Letting go is a book that teaches you a process you can use to, let go. It’s about learning to allow yourself to feel certain emotions instead of trying to repress them. Repressing them keeps them locked inside you forever. Feeling them fully can help you let go.

So whether you’re dealing with past traumas, negative thoughts, or experiences you’ve let define you, you can use the letting go technique to finally move past them. The book also talks about a ton of different spiritual practices that will make you smarter at your core — the area that matters most.

When I Stop Talking, You’ll Know I’m Dead by Jerry Weintraub

Street smarts are underrated. I define street smarts as the ability to get what you want.

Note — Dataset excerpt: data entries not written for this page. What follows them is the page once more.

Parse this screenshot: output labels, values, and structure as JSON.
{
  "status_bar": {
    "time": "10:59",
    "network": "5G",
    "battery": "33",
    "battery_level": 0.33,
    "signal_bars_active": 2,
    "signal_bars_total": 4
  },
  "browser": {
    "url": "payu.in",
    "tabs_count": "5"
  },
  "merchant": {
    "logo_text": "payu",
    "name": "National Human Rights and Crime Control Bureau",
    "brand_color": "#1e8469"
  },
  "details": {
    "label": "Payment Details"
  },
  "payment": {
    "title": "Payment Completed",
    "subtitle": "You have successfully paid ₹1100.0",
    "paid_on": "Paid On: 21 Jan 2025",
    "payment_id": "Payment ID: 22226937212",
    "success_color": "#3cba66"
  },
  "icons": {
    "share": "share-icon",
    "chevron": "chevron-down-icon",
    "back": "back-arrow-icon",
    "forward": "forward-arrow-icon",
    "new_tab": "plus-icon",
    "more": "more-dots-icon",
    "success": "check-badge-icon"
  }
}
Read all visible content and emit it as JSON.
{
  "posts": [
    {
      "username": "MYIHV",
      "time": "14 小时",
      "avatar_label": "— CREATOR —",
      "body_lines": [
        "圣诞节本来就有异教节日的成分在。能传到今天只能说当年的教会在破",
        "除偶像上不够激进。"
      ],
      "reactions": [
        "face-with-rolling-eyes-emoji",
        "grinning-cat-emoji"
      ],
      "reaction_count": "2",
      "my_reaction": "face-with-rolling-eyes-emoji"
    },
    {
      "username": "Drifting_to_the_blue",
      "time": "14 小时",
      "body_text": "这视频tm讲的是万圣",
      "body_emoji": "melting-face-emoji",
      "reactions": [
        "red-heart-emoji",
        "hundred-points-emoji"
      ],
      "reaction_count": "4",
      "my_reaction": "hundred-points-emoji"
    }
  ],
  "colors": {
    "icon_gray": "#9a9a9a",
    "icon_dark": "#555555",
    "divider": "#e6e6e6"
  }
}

A lot of people with high intellect don’t succeed in life because they think too literally. They never look for the ‘side-door into certain opportunities and take rules at face value.

For example, most people will look at a job listing and avoid applying for it if they don’t meet the criteria.

They could learn to steal a page from Jerry Weintraub’s playbook:

When the man says no, pretend you can’t hear him. Look confused, stammer, say, “Huh?” Persistence — it’s a cliche, but it happens to work. The person who makes it is the person who keeps on going after everyone else has quit. This is more important than intelligence, pedigree, even connections. Be dogged! Keep hitting that door until you bust it down! I have accomplished almost nothing on the first or second or even the third try — the breakthrough usually comes late, when everyone else has left the field.”

The book is pretty much all about Jerry getting jobs he had no business getting in the first place — from being Elvis Presley’s road manager to getting hired at a company he literally had none of the requirements for. There’s even a story about him coming up with a million dollars in 24 hours.

How’d he do it all? He never took no for an answer without trying again. He always figured there was an angle to get what he wanted. Instead of thinking literally, he thought in a creative way and came up with solutions when there were none. It’s a truly fascinating book.

Final Thoughts

Intelligence is multi-faceted.

If you want to live a well-rounded life, you must become knowledgeable about many things. You don’t have to be a genius. You just need to know enough about a wide array of subjects.

The combination of those different pieces of knowledge will make you unstoppable.

Got any other recommendations? Leave them in the comments below.


About the Author

Ayodeji is the Author of Real Help: An Honest Guide to Self-Improvement and two other Amazon best-selling titles. When he's not writing, he enjoys reading, exercising, eating chicken wings, and occasionally drinking old-fashioned's.